> _GIVEN RECORDS_:
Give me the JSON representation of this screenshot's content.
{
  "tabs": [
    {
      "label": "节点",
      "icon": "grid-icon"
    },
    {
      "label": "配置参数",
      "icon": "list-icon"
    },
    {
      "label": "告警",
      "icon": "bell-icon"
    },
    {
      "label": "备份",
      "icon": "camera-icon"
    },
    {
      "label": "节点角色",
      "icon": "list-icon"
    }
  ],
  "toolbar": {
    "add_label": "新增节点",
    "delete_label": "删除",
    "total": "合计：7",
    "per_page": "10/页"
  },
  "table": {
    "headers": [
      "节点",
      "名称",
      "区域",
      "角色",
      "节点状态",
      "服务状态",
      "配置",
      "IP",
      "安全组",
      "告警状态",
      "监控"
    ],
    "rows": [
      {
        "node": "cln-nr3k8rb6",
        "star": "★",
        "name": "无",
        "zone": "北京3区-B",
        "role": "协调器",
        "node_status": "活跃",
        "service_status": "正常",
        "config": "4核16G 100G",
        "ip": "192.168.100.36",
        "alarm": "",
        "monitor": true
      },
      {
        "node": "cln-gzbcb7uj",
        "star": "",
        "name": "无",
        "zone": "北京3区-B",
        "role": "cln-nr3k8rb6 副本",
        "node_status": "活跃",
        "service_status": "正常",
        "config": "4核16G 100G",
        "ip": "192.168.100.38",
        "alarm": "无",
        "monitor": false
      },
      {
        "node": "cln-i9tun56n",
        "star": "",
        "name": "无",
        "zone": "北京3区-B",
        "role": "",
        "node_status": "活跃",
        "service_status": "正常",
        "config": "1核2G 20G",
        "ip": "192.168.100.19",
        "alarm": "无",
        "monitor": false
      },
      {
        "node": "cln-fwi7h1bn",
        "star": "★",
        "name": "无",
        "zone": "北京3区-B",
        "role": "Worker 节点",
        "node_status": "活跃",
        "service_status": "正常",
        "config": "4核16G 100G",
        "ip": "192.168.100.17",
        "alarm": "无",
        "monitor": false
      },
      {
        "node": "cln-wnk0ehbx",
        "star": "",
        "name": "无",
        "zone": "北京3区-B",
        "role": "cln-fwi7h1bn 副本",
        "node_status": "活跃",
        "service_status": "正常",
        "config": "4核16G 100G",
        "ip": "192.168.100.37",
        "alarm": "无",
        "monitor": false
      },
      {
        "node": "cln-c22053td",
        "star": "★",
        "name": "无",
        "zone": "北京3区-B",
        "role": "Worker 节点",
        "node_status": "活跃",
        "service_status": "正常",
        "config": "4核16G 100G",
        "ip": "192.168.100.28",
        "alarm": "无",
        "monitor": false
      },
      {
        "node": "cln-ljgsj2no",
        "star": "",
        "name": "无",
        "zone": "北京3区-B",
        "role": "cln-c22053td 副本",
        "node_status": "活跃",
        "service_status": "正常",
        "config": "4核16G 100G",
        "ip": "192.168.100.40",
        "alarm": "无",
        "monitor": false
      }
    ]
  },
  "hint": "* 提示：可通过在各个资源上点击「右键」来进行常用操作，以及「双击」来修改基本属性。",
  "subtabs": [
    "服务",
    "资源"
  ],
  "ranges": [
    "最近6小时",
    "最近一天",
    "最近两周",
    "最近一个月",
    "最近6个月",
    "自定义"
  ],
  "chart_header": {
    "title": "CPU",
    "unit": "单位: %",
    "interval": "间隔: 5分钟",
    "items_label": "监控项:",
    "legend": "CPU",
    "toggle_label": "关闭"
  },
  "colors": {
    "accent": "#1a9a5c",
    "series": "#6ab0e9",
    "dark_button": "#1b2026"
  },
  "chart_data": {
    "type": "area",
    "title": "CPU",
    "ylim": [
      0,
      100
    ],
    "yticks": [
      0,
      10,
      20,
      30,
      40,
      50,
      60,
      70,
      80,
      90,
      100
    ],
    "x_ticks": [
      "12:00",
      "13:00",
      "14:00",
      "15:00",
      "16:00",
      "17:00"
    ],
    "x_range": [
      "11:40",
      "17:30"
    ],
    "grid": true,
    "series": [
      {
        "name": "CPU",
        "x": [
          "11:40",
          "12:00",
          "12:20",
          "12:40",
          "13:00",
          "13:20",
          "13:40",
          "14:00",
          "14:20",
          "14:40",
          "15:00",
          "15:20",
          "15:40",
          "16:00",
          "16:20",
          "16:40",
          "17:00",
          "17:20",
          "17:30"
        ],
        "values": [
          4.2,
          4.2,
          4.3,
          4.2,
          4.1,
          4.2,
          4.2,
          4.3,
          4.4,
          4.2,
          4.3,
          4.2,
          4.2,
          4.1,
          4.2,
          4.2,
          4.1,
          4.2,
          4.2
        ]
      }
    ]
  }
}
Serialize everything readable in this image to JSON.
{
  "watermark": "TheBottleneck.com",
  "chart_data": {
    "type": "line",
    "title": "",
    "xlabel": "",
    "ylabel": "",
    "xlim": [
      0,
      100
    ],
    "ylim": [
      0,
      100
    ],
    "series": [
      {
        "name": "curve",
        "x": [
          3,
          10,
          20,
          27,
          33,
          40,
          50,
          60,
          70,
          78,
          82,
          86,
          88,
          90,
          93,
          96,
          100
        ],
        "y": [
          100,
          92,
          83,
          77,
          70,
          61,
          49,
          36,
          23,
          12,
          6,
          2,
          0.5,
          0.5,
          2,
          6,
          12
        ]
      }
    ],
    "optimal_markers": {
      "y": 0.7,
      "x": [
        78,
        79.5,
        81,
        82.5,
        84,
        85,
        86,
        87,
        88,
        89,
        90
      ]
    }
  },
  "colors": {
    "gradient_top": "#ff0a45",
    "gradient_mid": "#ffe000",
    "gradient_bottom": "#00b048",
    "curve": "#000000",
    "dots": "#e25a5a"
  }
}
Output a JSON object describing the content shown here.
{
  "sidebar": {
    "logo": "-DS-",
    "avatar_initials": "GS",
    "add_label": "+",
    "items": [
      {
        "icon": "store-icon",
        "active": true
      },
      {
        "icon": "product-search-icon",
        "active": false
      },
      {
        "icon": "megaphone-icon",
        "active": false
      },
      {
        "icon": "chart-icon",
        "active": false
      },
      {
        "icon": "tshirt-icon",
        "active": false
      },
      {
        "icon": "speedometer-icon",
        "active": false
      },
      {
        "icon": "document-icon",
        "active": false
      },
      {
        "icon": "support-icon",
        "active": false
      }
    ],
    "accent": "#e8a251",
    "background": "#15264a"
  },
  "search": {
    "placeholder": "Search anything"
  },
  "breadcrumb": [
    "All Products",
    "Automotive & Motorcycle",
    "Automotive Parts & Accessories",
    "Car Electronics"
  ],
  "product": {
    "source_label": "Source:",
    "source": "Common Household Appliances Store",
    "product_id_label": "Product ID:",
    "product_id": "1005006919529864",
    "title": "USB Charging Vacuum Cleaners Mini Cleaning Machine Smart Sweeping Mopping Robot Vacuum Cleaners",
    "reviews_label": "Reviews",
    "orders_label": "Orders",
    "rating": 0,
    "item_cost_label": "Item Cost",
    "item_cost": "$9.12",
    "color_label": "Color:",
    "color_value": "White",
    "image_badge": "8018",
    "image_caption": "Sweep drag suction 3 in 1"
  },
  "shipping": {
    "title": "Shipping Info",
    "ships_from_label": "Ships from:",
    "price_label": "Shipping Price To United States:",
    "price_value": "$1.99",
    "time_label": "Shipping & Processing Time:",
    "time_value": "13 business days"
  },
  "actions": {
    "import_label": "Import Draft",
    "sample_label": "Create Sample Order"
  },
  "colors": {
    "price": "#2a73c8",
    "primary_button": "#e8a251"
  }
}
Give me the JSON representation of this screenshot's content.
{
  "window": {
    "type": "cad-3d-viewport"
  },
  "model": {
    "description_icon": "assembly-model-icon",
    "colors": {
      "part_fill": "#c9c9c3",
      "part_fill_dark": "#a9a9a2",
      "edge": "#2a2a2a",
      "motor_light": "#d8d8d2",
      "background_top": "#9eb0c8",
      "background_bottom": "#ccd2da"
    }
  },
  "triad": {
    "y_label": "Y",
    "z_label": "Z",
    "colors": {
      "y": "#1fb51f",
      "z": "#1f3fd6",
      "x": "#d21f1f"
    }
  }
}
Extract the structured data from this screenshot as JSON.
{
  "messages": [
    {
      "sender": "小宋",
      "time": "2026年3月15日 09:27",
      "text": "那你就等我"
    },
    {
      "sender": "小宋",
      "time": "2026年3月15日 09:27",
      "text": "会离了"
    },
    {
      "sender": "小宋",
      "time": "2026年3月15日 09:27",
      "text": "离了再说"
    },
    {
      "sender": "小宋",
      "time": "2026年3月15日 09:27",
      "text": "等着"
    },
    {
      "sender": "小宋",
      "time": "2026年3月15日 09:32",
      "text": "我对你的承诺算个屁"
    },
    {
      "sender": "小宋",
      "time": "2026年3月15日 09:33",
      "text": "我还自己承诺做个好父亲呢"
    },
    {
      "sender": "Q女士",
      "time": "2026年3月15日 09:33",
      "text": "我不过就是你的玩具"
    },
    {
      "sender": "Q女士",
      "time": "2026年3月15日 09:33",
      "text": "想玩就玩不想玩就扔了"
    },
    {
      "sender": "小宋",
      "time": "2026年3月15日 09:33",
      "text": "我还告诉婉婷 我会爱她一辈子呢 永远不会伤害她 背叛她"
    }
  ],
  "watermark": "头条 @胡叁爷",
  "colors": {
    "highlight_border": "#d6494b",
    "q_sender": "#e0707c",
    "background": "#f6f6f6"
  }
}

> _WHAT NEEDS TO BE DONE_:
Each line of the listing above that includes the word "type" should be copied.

> _RESULT OF THIS TASK_:
    "type": "area",
    "type": "line",
    "type": "cad-3d-viewport"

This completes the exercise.